Records contained in a dataset:
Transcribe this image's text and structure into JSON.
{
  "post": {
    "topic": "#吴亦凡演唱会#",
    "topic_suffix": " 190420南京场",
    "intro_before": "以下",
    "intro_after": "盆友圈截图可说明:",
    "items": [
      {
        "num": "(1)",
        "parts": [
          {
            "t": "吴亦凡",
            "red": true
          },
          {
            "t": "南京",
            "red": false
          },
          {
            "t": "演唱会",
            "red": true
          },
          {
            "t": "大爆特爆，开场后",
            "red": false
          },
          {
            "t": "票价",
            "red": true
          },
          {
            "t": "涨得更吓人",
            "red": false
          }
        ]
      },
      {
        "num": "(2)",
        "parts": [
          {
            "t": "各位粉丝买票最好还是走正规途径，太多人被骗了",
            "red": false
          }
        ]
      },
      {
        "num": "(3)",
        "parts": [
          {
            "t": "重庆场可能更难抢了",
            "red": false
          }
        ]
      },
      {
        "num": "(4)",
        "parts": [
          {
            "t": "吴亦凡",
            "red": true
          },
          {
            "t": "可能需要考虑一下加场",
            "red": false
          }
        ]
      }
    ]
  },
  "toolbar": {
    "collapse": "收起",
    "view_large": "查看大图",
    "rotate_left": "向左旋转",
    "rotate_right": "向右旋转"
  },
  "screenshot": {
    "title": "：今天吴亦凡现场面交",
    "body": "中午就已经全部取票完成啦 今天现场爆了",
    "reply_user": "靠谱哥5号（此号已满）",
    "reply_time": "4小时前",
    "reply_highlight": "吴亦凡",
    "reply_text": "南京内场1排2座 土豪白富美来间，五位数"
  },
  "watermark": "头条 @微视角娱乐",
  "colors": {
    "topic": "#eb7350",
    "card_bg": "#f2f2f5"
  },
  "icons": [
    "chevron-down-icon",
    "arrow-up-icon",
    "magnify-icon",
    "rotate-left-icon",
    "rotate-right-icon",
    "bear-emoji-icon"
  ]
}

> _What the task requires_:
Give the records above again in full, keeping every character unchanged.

> _Answer to this task_:
Transcribe this image's text and structure into JSON.
{
  "post": {
    "topic": "#吴亦凡演唱会#",
    "topic_suffix": " 190420南京场",
    "intro_before": "以下",
    "intro_after": "盆友圈截图可说明:",
    "items": [
      {
        "num": "(1)",
        "parts": [
          {
            "t": "吴亦凡",
            "red": true
          },
          {
            "t": "南京",
            "red": false
          },
          {
            "t": "演唱会",
            "red": true
          },
          {
            "t": "大爆特爆，开场后",
            "red": false
          },
          {
            "t": "票价",
            "red": true
          },
          {
            "t": "涨得更吓人",
            "red": false
          }
        ]
      },
      {
        "num": "(2)",
        "parts": [
          {
            "t": "各位粉丝买票最好还是走正规途径，太多人被骗了",
            "red": false
          }
        ]
      },
      {
        "num": "(3)",
        "parts": [
          {
            "t": "重庆场可能更难抢了",
            "red": false
          }
        ]
      },
      {
        "num": "(4)",
        "parts": [
          {
            "t": "吴亦凡",
            "red": true
          },
          {
            "t": "可能需要考虑一下加场",
            "red": false
          }
        ]
      }
    ]
  },
  "toolbar": {
    "collapse": "收起",
    "view_large": "查看大图",
    "rotate_left": "向左旋转",
    "rotate_right": "向右旋转"
  },
  "screenshot": {
    "title": "：今天吴亦凡现场面交",
    "body": "中午就已经全部取票完成啦 今天现场爆了",
    "reply_user": "靠谱哥5号（此号已满）",
    "reply_time": "4小时前",
    "reply_highlight": "吴亦凡",
    "reply_text": "南京内场1排2座 土豪白富美来间，五位数"
  },
  "watermark": "头条 @微视角娱乐",
  "colors": {
    "topic": "#eb7350",
    "card_bg": "#f2f2f5"
  },
  "icons": [
    "chevron-down-icon",
    "arrow-up-icon",
    "magnify-icon",
    "rotate-left-icon",
    "rotate-right-icon",
    "bear-emoji-icon"
  ]
}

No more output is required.